An experimental study to compare the affective and cognitive responses of female and male college students to single-image, multi-image, and time compressed single-image presentations
This was an experimental study to compare the affective and cognitive responses of female and male college students to singleimage, multi-image and time compressed single-image presentations. Three initial sets of 120 images were produced so that each presentation contained the same visual information, and no narration or sound track was used with any of the presentations.
Ninety-seven subjects, in intact classes, participated in the experiment. Each class was shown one of the three slide presentations in a special projection room. Immediately after viewing a particular presentation, subjects were asked to complete a semantic differential which was used to measure attitudes toward the method of presentation; next subjects completed a multiple choice test concerning the cognitive information presented in the program viewed.

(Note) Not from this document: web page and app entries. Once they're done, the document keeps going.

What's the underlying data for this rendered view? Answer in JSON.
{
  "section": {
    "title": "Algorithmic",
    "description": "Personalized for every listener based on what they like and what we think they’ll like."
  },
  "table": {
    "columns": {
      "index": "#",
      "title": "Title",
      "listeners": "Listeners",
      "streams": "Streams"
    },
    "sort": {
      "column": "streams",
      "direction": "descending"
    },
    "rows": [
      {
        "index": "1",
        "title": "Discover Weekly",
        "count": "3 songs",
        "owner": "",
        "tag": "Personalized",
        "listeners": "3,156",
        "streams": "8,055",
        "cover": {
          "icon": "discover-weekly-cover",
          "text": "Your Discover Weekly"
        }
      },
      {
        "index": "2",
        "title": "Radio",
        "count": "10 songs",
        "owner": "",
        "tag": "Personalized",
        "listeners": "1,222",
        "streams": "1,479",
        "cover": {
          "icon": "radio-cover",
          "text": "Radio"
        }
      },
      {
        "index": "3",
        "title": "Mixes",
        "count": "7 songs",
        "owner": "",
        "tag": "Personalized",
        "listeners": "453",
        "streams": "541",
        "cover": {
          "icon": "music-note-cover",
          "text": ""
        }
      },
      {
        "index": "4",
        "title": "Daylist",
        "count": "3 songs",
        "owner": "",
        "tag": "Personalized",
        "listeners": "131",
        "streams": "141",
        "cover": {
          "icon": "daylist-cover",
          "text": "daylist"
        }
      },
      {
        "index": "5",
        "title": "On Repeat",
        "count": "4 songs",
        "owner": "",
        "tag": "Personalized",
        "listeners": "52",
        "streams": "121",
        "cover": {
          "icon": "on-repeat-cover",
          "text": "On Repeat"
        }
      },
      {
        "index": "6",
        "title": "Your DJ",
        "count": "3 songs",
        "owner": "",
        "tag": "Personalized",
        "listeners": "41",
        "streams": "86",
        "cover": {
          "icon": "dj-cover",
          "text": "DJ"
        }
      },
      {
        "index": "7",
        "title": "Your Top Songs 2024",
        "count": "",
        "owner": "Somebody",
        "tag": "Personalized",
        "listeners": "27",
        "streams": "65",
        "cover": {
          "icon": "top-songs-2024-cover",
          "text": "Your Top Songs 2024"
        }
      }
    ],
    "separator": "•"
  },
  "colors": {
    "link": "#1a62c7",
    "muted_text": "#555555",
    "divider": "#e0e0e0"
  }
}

The two-way analysis of variance of the semantic differential scores indicated no significant difference in the attitude of the subjects toward any presentation format.

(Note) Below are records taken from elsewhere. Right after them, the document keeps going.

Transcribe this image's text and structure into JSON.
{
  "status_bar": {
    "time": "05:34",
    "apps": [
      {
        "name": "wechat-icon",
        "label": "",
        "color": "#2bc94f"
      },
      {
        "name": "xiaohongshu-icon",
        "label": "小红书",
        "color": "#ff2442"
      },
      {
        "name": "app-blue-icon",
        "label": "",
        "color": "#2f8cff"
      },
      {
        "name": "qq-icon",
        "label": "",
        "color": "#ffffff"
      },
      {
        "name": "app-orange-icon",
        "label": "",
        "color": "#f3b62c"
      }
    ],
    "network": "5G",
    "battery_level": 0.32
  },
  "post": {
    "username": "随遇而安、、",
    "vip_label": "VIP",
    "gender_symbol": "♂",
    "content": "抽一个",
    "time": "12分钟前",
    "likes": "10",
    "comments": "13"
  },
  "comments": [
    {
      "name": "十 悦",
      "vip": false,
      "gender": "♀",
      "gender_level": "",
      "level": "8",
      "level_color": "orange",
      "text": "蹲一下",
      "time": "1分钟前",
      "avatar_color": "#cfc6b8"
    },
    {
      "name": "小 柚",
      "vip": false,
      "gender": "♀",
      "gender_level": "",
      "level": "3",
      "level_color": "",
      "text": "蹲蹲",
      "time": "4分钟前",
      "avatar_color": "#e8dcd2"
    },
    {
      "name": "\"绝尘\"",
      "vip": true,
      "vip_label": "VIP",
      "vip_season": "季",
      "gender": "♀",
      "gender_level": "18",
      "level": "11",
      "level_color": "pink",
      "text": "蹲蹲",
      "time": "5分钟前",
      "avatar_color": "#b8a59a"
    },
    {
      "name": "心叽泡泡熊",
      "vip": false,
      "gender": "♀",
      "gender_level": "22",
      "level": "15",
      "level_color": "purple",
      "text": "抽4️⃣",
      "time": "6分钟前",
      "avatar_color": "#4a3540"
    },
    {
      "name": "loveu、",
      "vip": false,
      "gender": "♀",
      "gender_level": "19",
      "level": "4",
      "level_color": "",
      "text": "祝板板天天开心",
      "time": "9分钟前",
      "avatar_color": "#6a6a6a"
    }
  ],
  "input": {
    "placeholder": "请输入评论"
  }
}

The two-way analysis of variance of the test for the amount of cognitive information retained indicated that there was a significant difference between the males and females in the amount of cognitive information retained with the females retaining more than the males. There was a significant interaction between presentation format and sex of the subject on the amount of cognitive information retained. Females out-performed males for both the multi-image presentation and the single-image presentation, but males performed better on the time compressed single-image presentation.
The Pearson product-moment correlation between scores on the test for amount of cognitive information retained and the scores on the semantic differential was -0.05.